Scale and AppropriatenessConsistently, a sense of the broader responsibility of the architect has underpinned the work of the practice. This has two aspects - one relates to the consideration of the building's context and the other to the design of the building itself. With both, scale is a decisive element, relating the size of spaces and built forms to the individual and to the context. A consideration of the surroundings does not imply a purely contextualist basis for architecture - rather a symbiotic relationship of place and building; with the making of a landmark an appropriate action in the correct circumstance. However, for many projects there is no appropriate genesis for the extraordinary, and thus buildings are part of a greater whole, suiting either the importance of a historic neighbourhood or the anonymous program of the building itself. Context also defines the fixed parameters of a site - aspect, sunlight, privacy and air movement, which control the fundamental design of a building. This sense of appropriateness also pervades the approach to the design of the building as an object. It is sensible to put effort, equalling cost in either design time or construction, where it will be of most benefit. It is unrealistic to expect elaborate monumentality from a simple commercial building, and the client must be in sympathy with the architectural intentions of any house.

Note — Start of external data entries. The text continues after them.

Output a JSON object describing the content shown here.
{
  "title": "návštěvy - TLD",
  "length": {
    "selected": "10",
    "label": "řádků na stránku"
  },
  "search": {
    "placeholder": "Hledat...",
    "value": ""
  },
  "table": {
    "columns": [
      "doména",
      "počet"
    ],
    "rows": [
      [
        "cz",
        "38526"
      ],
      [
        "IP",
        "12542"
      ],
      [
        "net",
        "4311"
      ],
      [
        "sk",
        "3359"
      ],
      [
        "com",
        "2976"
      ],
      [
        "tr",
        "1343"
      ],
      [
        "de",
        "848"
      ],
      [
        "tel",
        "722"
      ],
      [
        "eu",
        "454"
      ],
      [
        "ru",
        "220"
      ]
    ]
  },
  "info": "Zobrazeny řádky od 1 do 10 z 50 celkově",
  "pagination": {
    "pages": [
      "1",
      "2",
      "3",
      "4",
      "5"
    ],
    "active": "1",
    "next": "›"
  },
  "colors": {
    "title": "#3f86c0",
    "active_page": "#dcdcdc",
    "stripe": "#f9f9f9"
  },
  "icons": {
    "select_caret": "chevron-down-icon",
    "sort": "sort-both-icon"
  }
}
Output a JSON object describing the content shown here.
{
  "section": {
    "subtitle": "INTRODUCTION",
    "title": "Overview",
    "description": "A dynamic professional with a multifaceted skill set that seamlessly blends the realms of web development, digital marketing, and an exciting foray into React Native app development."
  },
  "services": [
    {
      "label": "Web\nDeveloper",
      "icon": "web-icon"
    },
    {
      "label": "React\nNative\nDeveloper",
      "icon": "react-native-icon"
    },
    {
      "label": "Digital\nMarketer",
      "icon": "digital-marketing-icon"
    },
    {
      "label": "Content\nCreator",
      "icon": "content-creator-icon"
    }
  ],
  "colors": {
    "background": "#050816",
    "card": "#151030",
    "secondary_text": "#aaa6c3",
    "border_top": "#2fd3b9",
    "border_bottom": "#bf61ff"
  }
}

Conversely, a major public building or monument demands an architecture responsive to the highest aspirations of the society which commissions it. The old expression - 'you must cut your coat to suit your cloth' - sums up a pragmatic approach which ensures that effort is rewarded.
The Power of CreationArchitects have a unique ability to experiment with one-off creations which are actually used in everyday life. This power to build, to create real objects, underlies the fascination of the work, and exposes its danger: to avoid self-indulgence on one side and subservience on the other. This however is the path the designer must follow. Tonkin Zulaikha Greer's work is ongoing, developing its exploration of the possibilities of architectural practice, building on the pragmatic to create realised manifestations of a powerful 'other'.
Peter Tonkin, 2005
"Architecture and 'The Other': An Architectural Manifesto" by Peter Tonkin was first published in Tonkin Zulaikha Greer Architects, 2005, published by Pesaro Publishing.